Fast forward now to modern times where a young Charlton Heston is performing theatre in Pennsylvania Dutch country, an area of conservative farmers. From The Way of the Actor…
When Heston arrived, the director sent for him to have a quiet chat and explained that "The local townspeople like the theatre, they like to come to it, and they don’t want you mingling with their children or their wives. There’s a street in the town that marks the spot where the company is not allowed to go. If that upsets you, you’d better tell me now".
Now, none of this has anything to do with morality or our basic goodness, it has everything to do with power and who gets to write the history books. It’s about who gets to interpret the meaning of spirituality and on whose terms. This is a battle that didn’t start during the Reagan presidency, it’s merely the continuation of an ancient turf war that has been with us in one form or another for two thousand years. The modern day Christian Nationalist movement is seeing their power wane as secular ideas and mores take hold. Not only in our country but in Europe where the church is in full retreat. The modern day fundamentalist fears the modern world and the rational thought which is unweaving their medieval notions of reality. Only this time they don’t have the power of the state to enforce their edicts. They must persuade, and finding their argument lacking many are walking away from them. All they have left in their quiver is to attack the reborn concepts of the pagans.
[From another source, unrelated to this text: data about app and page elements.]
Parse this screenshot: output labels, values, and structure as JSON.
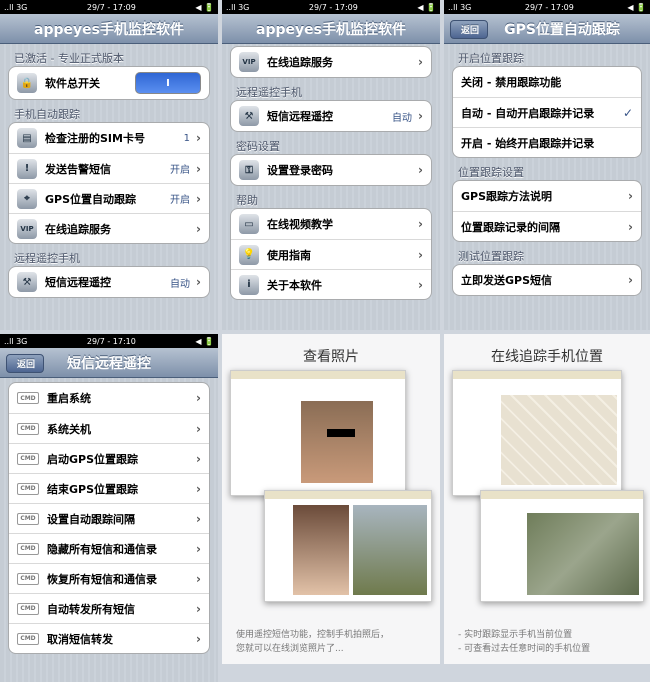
{
  "status_bars": [
    {
      "carrier": "..ll 3G",
      "time": "29/7 - 17:09",
      "battery": "◀ 🔋"
    },
    {
      "carrier": "..ll 3G",
      "time": "29/7 - 17:09",
      "battery": "◀ 🔋"
    },
    {
      "carrier": "..ll 3G",
      "time": "29/7 - 17:09",
      "battery": "◀ 🔋"
    },
    {
      "carrier": "..ll 3G",
      "time": "29/7 - 17:10",
      "battery": "◀ 🔋"
    }
  ],
  "panel1": {
    "title": "appeyes手机监控软件",
    "sec1": "已激活 - 专业正式版本",
    "master": {
      "label": "软件总开关",
      "toggle": "I"
    },
    "sec2": "手机自动跟踪",
    "items": [
      {
        "label": "检查注册的SIM卡号",
        "value": "1"
      },
      {
        "label": "发送告警短信",
        "value": "开启"
      },
      {
        "label": "GPS位置自动跟踪",
        "value": "开启"
      },
      {
        "label": "在线追踪服务",
        "value": ""
      }
    ],
    "sec3": "远程遥控手机",
    "remote": {
      "label": "短信远程遥控",
      "value": "自动"
    }
  },
  "panel2": {
    "title": "appeyes手机监控软件",
    "track": {
      "label": "在线追踪服务"
    },
    "sec1": "远程遥控手机",
    "remote": {
      "label": "短信远程遥控",
      "value": "自动"
    },
    "sec2": "密码设置",
    "password": {
      "label": "设置登录密码"
    },
    "sec3": "帮助",
    "help": [
      {
        "label": "在线视频教学"
      },
      {
        "label": "使用指南"
      },
      {
        "label": "关于本软件"
      }
    ]
  },
  "panel3": {
    "back": "返回",
    "title": "GPS位置自动跟踪",
    "sec1": "开启位置跟踪",
    "options": [
      {
        "label": "关闭 - 禁用跟踪功能",
        "checked": ""
      },
      {
        "label": "自动 - 自动开启跟踪并记录",
        "checked": "✓"
      },
      {
        "label": "开启 - 始终开启跟踪并记录",
        "checked": ""
      }
    ],
    "sec2": "位置跟踪设置",
    "settings": [
      {
        "label": "GPS跟踪方法说明"
      },
      {
        "label": "位置跟踪记录的间隔"
      }
    ],
    "sec3": "测试位置跟踪",
    "test": {
      "label": "立即发送GPS短信"
    }
  },
  "panel4": {
    "back": "返回",
    "title": "短信远程遥控",
    "cmd_tag": "CMD",
    "commands": [
      "重启系统",
      "系统关机",
      "启动GPS位置跟踪",
      "结束GPS位置跟踪",
      "设置自动跟踪间隔",
      "隐藏所有短信和通信录",
      "恢复所有短信和通信录",
      "自动转发所有短信",
      "取消短信转发"
    ]
  },
  "promo1": {
    "title": "查看照片",
    "caption_line1": "使用遥控短信功能，控制手机拍照后，",
    "caption_line2": "您就可以在线浏览照片了..."
  },
  "promo2": {
    "title": "在线追踪手机位置",
    "caption_line1": "- 实时跟踪显示手机当前位置",
    "caption_line2": "- 可查看过去任意时间的手机位置"
  },
  "chevron": "›"
}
And as the world moves in a more secular and rational direction you can count on the rhetoric from the Christian Right to become more shrill, more desperate. They’ll fall into the old routine and blame Hollywood. After all, they’ve been doing it for two millenia.
I quoted freely from The Way of the Actor, A Path to Knowledge and Power by Brian Bates published by Shambhala. Look for it in a used bookstore near you.
Posted by The Fool at 1:50 AM